Politics and Music Come Together During The 60th Grammy Awards

The Grammy Awards took place Sunday, January 28 at Madison Square Garden in New York City. The Grammys’ main performances included Kendrick Lamar, Bruno Mars, and Kesha, along with important speeches regarding recent women’s rights, immigration, and suicide prevention.

The 60th Annual Grammy Awards, held on Sunday Night at Madison Square Garden in New York City, were full of performances and politics.

During the first performance featuring Kendrick Lamar, comedian Dave Chappelle kept cutting in the performance for comedy purposes that included a message on race. Kendrick Lamar was the night’s second biggest winner stepping away with five Grammy awards total.

“My favorite part about The Grammys were all the live performances such as Kesha, Bruno Mars, Cardi B, etc. It’s really cool to see everything they do and how to entertain the audience,” said freshman Sarah Fatzinger

James Corden, who hosted the Grammys for his second year, also weighed in on political issues through a comedic sketch including him, Hillary Clinton, and other celebrititites reading from “Fire and Fury.”  

Bruno Mars, who took home seven awards including record of the year, and Cardi B then performed their new song “Finesse Remix.” After the performance, Trevor Noah, host of the Daily Show, said, “I love that song. It takes me back, way back, to when Trump wasn’t president.”

“I loved seeing Bruno Mars take the win [for almost] every award because he has worked so hard especially this year. He deserves every award possible and I think that in order to achieve something you have to work your way up to a higher level of success just like Bruno Mars did and other nominees,” said freshman Katie Klein.

Then Camila Cabello came on stage to announce U2’s performance and said, “I’m a proud Cuban-Mexican immigrant, born in eastern Havana, standing in front of you on the Grammy stage in New York City, and all I know is, just like dreams, these kids can’t be forgotten and are worth fighting for.”

U2’s performance was a memorable performance singing underneath the Statue Of Liberty, trying to get a message across about immigrants.

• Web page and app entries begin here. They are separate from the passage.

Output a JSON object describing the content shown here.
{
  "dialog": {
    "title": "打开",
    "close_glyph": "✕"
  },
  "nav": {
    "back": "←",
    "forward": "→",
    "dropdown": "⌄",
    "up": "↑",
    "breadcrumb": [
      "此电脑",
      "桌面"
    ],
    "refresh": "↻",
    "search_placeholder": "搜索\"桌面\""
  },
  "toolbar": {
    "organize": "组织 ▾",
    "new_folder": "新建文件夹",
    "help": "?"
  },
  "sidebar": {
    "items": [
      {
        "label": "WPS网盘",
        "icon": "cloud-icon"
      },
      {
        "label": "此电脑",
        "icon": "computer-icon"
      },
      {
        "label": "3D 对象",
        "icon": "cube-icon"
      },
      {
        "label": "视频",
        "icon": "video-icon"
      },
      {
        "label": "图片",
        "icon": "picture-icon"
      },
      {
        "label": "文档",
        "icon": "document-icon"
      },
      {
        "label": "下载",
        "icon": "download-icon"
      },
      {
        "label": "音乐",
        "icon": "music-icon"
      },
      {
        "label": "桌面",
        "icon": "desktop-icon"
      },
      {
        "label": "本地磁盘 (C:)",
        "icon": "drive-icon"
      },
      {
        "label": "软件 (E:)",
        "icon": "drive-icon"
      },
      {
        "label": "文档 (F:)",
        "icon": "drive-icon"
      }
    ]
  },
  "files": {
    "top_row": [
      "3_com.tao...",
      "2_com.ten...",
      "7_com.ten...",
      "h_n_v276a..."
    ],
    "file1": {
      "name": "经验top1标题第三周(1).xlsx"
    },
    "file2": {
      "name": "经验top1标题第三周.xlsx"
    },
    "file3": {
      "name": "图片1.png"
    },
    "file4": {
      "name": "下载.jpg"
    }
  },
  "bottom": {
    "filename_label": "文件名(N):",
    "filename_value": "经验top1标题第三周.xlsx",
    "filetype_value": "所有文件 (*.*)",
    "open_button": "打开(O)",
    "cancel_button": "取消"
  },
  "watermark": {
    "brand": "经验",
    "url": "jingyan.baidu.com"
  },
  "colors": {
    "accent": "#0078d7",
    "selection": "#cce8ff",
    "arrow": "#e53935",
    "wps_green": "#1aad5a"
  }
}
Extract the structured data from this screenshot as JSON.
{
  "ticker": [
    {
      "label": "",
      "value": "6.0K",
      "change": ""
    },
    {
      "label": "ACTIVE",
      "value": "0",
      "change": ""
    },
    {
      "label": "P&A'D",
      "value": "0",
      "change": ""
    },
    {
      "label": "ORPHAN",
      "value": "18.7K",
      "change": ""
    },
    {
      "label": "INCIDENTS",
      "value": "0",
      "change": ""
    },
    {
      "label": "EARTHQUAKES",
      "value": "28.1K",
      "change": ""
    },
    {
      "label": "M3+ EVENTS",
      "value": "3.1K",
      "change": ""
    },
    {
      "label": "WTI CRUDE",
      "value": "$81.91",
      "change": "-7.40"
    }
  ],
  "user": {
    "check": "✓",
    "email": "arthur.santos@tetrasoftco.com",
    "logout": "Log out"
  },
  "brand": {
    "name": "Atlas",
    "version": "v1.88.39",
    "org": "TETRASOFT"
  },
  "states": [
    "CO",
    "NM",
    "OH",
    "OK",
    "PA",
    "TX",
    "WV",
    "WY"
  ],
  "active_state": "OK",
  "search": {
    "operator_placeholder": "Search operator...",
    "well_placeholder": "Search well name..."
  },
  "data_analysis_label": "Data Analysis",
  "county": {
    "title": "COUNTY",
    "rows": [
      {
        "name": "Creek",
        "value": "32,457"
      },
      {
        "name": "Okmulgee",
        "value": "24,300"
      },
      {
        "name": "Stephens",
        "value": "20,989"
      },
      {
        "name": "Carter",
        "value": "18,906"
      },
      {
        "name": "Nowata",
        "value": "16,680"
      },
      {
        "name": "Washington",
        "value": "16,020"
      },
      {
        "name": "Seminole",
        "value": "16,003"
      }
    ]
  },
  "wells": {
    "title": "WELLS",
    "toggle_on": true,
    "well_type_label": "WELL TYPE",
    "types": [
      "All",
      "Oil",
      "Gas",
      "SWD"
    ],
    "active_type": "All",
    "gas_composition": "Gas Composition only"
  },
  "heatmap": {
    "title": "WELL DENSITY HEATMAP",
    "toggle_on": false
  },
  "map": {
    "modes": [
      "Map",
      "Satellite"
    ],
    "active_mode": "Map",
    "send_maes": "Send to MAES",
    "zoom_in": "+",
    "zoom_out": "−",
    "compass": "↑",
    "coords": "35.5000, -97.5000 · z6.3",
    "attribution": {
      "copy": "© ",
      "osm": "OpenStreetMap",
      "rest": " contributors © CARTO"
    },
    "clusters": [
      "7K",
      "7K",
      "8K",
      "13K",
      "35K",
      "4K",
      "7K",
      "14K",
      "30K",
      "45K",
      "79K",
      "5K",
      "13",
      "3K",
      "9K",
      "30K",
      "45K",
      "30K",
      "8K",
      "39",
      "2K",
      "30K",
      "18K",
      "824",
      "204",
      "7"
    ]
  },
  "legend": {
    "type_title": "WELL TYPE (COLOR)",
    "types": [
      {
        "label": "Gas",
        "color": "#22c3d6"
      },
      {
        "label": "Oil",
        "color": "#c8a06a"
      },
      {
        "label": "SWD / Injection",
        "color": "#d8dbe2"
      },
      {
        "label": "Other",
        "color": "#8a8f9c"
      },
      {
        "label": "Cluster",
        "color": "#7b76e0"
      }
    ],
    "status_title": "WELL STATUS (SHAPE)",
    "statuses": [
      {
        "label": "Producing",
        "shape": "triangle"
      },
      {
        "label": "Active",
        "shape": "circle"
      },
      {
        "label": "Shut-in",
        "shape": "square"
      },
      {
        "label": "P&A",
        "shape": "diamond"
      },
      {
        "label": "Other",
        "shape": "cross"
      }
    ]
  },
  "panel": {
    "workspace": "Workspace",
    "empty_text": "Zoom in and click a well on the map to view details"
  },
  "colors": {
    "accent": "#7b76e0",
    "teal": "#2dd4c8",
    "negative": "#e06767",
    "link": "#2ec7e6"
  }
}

Janelle Monae introduced Kesha by calling women to join together and support the #METoo movement. Kesha then performed “Praying” which is about her struggle with being sexually abused by her music producer Dr. Luke.

“The biggest message of the show to me was women’s rights because women matter and all the things that are happening in society today need to change,” said freshman Marie Garlich.

Ed Sheeran, who was up against Kelly Clarkson, Kesha, Lady Gaga and Pink, won for best Pop Solo Performance for the song “Shape of You.” Lots of fans were mad that none of the women artists won.

“I know a lot of people thought that they [the Grammys] really didn’t support women because Ed Sheeran won best pop solo performance. I think all the nominees were good, so I’m not mad Ed Sheeran won,” said freshman Sarah Fatzinger

Logic, Alessia Cara, and Khalid performed “1-800-273-8255” to close out the night. The performance featured a group of people on stage wearing shirts that said “you are not alone” to support those struggling with suicidal thoughts and emotional distress. Logic gave a powerful speech after the performance about how people are beautiful and need to be themselves.

by Ellie Canizares, Side Dish Czar